Oct10 Nikki Haley Resigns
Oct10 House Republican Ads Are Nasty and Misleading
Oct10 Majority of Americans Oppose Kavanaugh
Oct10 Beware the Narrative
Oct10 An Embarrassing Tweet, Even by Trump's Standards
Oct10 Category 4 Hurricane Hits Election
Oct10 Missouri Judge Blocks Part of Voter-ID Law
Oct10 Today's Senate Polls
Oct09 Trump Is Not Planning to Fire Rosenstein Right Now
Oct09 Trump Apologizes to Kavanaugh on Behalf of the Nation
Oct09 Trump Spars with Taylor Swift
Oct09 Has the GOP Lost Women Forever?
Oct09 Watch Out for the Mob
Oct09 Donnelly and Braun Debate Each Other
Oct09 States Switching from Insecure Voting Machines to Other Insecure Voting Machines
Oct09 Debating the Debates
Oct09 Today's Senate Polls
Oct08 Winners and Losers from the Fight over Kavanaugh
Oct08 Trump Will Reportedly Meet with Kim Again
Oct08 Times' Reporting on Trump's Taxes Isn't Finished
Oct08 Candidates for Whom Trump Has Held Rallies
Oct08 Charlie Cook's House Ratings
Oct08 Republicans Rule
Oct08 As Maine Goes, So Goes the Nation
Oct08 Booker Launches His Presidential Campaign
Oct08 Today's Senate Polls
Oct07 Kavanaugh Is Confirmed
Oct07 Brett Kavanaugh in Historical Perspective, Part II
Oct07 About Those Unemployment Numbers
Oct07 Trump Administration Pulls Out of Iran Treaty
Oct07 This Week's Senate News
Oct07 Democratic Presidential Candidate of the Week: Michael Avenatti
Oct06 Kavanaugh Nomination Advances to a Vote
Oct06 Trump Jr. Slams Manchin
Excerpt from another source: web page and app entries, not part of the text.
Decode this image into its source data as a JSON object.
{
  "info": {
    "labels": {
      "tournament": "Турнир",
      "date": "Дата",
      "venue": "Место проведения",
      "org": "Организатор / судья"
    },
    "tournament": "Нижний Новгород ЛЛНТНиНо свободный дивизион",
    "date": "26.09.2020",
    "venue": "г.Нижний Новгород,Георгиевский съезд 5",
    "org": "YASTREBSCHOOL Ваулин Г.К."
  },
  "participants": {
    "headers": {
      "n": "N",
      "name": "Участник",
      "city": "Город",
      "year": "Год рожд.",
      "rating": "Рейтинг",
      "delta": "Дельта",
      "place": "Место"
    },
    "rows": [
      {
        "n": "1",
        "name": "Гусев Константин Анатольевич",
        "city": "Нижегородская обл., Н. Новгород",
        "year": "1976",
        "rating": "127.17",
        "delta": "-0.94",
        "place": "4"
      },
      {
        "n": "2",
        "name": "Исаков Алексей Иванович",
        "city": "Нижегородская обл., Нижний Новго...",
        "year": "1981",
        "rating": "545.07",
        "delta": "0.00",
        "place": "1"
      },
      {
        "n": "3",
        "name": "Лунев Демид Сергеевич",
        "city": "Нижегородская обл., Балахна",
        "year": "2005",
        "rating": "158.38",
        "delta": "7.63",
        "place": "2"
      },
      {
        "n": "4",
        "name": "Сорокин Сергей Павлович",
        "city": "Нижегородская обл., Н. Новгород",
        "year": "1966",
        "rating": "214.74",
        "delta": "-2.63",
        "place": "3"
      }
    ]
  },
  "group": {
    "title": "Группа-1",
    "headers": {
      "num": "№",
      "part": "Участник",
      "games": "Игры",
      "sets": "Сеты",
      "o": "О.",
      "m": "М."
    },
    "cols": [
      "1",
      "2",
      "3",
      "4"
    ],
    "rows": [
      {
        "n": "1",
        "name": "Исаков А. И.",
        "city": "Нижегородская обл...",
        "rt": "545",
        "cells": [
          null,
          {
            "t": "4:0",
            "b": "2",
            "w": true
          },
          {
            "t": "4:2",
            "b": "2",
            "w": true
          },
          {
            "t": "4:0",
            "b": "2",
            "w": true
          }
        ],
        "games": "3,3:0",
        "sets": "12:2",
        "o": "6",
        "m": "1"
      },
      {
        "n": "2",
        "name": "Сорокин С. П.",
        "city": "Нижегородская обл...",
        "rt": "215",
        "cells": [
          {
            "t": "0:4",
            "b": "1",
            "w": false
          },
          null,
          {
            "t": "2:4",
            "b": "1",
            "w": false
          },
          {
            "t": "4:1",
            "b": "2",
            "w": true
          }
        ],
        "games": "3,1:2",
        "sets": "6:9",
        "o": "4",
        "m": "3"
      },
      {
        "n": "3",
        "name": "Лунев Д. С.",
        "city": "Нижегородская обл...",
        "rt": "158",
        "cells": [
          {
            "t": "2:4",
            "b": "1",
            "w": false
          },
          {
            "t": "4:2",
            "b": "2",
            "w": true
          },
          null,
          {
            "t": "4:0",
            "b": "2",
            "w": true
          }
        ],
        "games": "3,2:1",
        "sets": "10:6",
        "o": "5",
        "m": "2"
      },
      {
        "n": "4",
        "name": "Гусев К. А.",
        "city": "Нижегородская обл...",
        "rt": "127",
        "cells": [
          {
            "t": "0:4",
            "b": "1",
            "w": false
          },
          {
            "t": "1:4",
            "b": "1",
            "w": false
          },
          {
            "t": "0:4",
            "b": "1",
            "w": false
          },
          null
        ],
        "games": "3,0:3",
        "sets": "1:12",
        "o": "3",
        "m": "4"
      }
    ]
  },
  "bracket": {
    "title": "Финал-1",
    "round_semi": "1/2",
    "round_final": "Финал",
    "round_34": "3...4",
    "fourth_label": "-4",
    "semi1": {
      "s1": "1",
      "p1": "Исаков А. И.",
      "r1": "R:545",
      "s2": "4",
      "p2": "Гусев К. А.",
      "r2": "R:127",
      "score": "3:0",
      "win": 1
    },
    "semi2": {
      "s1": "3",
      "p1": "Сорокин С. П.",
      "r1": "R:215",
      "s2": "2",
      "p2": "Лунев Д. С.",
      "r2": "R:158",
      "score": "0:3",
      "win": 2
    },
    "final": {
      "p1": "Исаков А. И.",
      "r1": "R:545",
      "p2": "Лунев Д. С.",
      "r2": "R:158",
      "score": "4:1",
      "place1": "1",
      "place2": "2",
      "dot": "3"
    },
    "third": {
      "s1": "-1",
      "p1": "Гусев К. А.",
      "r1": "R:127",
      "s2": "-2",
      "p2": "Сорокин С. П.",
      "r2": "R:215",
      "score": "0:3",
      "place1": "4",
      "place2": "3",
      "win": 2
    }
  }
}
Oct06 Brett Kavanaugh in Historical Perspective, Part I
Oct06 No Nobel for Trump
Oct06 Charlie Cook Changes Gubernatorial Ratings in Four Races
Oct05 Senators Begin Processing the FBI Report
Oct05 Kavanaugh Critics Mount Final Push
Oct05 Heitkamp Will Vote against Kavanaugh
Oct05 Kavanaugh Is Closing the Enthusiasm Gap
Oct05 Democrats Will Use Republican Tactics If They Win the House
Oct05 Keith Ellison May Step Down from the DNC
Oct05 Cook Political Report Changes Ratings in 12 Races
Oct05 Today's Senate Polls
Oct04 Swing Senators Condemn Trump over Ford Remarks
Oct04 Right-Leaning Media Work to Discredit Ford
Oct04 Today's Kavanaugh Revelations
Oct04 McConnell Moves Forward With Kavanaugh Vote
Oct04 Trump Probably Won't Be Punished for Tax Offenses